··· MATERIAL TO PROCESS ···

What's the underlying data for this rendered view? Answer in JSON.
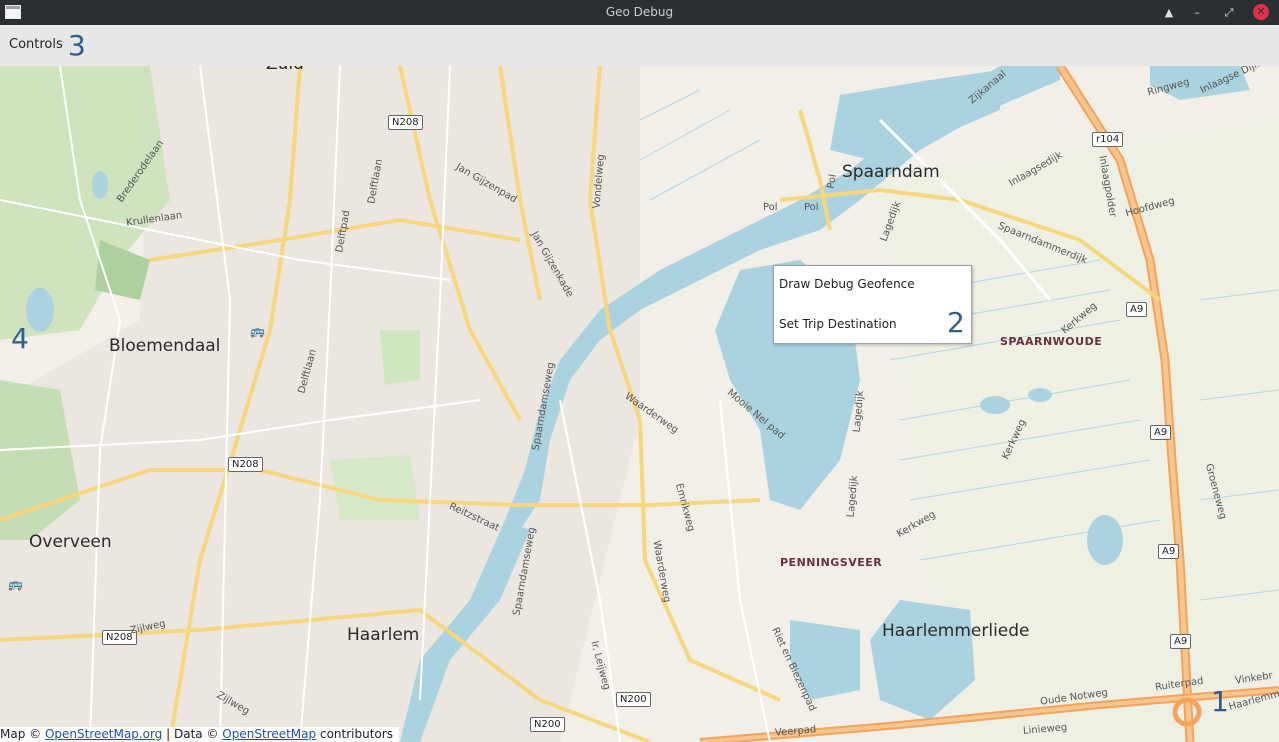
{
  "window": {
    "title": "Geo Debug"
  },
  "menubar": {
    "controls_label": "Controls"
  },
  "annotations": {
    "a1": "1",
    "a2": "2",
    "a3": "3",
    "a4": "4"
  },
  "context_menu": {
    "item1": "Draw Debug Geofence",
    "item2": "Set Trip Destination"
  },
  "map": {
    "towns": {
      "spaarndam": "Spaarndam",
      "bloemendaal": "Bloemendaal",
      "overveen": "Overveen",
      "haarlem": "Haarlem",
      "haarlemmerliede": "Haarlemmerliede",
      "zuid": "Zuid"
    },
    "villages": {
      "spaarnwoude": "SPAARNWOUDE",
      "penningsveer": "PENNINGSVEER"
    },
    "shields": {
      "n208a": "N208",
      "n208b": "N208",
      "n208c": "N208",
      "n200a": "N200",
      "n200b": "N200",
      "a9a": "A9",
      "a9b": "A9",
      "a9c": "A9",
      "a9d": "A9",
      "r104": "r104"
    },
    "streets": {
      "krullenlaan": "Kruⅼlenlaan",
      "bredero": "Brederodelaan",
      "delftpad": "Delftpad",
      "delftlaan": "Delftlaan",
      "delftlaan2": "Delftlaan",
      "gijzenpad": "Jan Gijzenpad",
      "gijzenkade": "Jan Gijzenkade",
      "vondelweg": "Vondelweg",
      "pol1": "Pol",
      "pol2": "Pol",
      "pol3": "Pol",
      "lagedijk1": "Lagedijk",
      "lagedijk2": "Lagedijk",
      "lagedijk3": "Lagedijk",
      "spaarndammerdijk": "Spaarndammerdijk",
      "inlaagsedijk": "Inlaagsedijk",
      "hoofdweg": "Hoofdweg",
      "ringweg": "Ringweg",
      "inlaagse": "Inlaagse Dijk",
      "inlaagpolder": "Inlaagpolder",
      "kerkweg1": "Kerkweg",
      "kerkweg2": "Kerkweg",
      "kerkweg3": "Kerkweg",
      "groeneweg": "Groeneweg",
      "mooie": "Mooie Nel pad",
      "waarderweg": "Waarderweg",
      "waarderweg2": "Waarderweg",
      "emrikweg": "Emrikweg",
      "spaarndamseweg": "Spaarndamseweg",
      "spaarndamseweg2": "Spaarndamseweg",
      "reitzstraat": "Reitzstraat",
      "zijlweg1": "Zijlweg",
      "zijlweg2": "Zijlweg",
      "leijweg": "Ir. Leijweg",
      "rietenbiezen": "Riet en Biezenpad",
      "oudenotweg": "Oude Notweg",
      "ruiterpad": "Ruiterpad",
      "vinkebr": "Vinkebr",
      "haarlemmer": "Haarlemmer",
      "linieweg": "Linieweg",
      "veerpad": "Veerpad",
      "zijkanaal": "Zijkanaal"
    }
  },
  "attribution": {
    "prefix": "Map ©",
    "osm1": "OpenStreetMap.org",
    "mid": "| Data ©",
    "osm2": "OpenStreetMap",
    "suffix": "contributors"
  }
}
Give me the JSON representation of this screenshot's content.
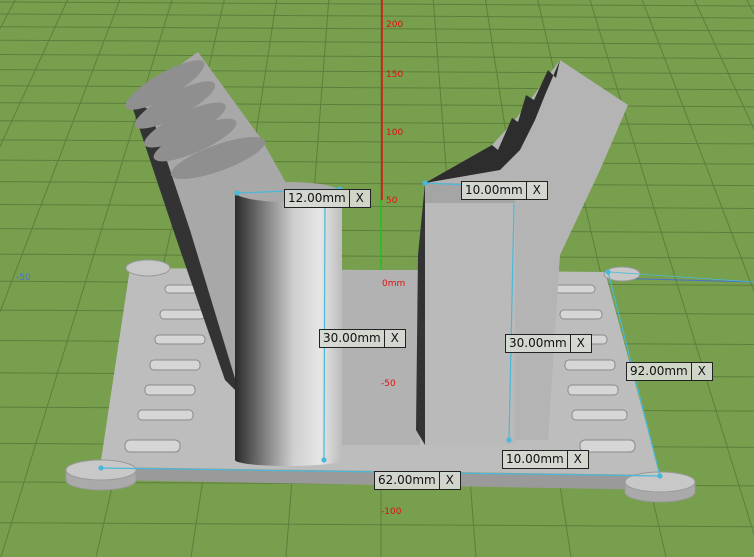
{
  "axis": {
    "z_ticks": [
      "200",
      "150",
      "100",
      "50",
      "0mm",
      "-50",
      "-100"
    ],
    "x_tick": "-50"
  },
  "dimensions": [
    {
      "value": "12.00mm",
      "close": "X"
    },
    {
      "value": "10.00mm",
      "close": "X"
    },
    {
      "value": "30.00mm",
      "close": "X"
    },
    {
      "value": "30.00mm",
      "close": "X"
    },
    {
      "value": "92.00mm",
      "close": "X"
    },
    {
      "value": "10.00mm",
      "close": "X"
    },
    {
      "value": "62.00mm",
      "close": "X"
    }
  ],
  "colors": {
    "ground": "#779f4e",
    "grid": "#5d7f3c",
    "model": "#b8b8b8",
    "measure": "#4ab8d8",
    "axis_z": "#e01010",
    "axis_y": "#20c020"
  }
}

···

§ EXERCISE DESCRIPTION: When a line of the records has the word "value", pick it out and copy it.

§ TASK ANSWER:
      "value": "12.00mm",
      "value": "10.00mm",
      "value": "30.00mm",
      "value": "30.00mm",
      "value": "92.00mm",
      "value": "10.00mm",
      "value": "62.00mm",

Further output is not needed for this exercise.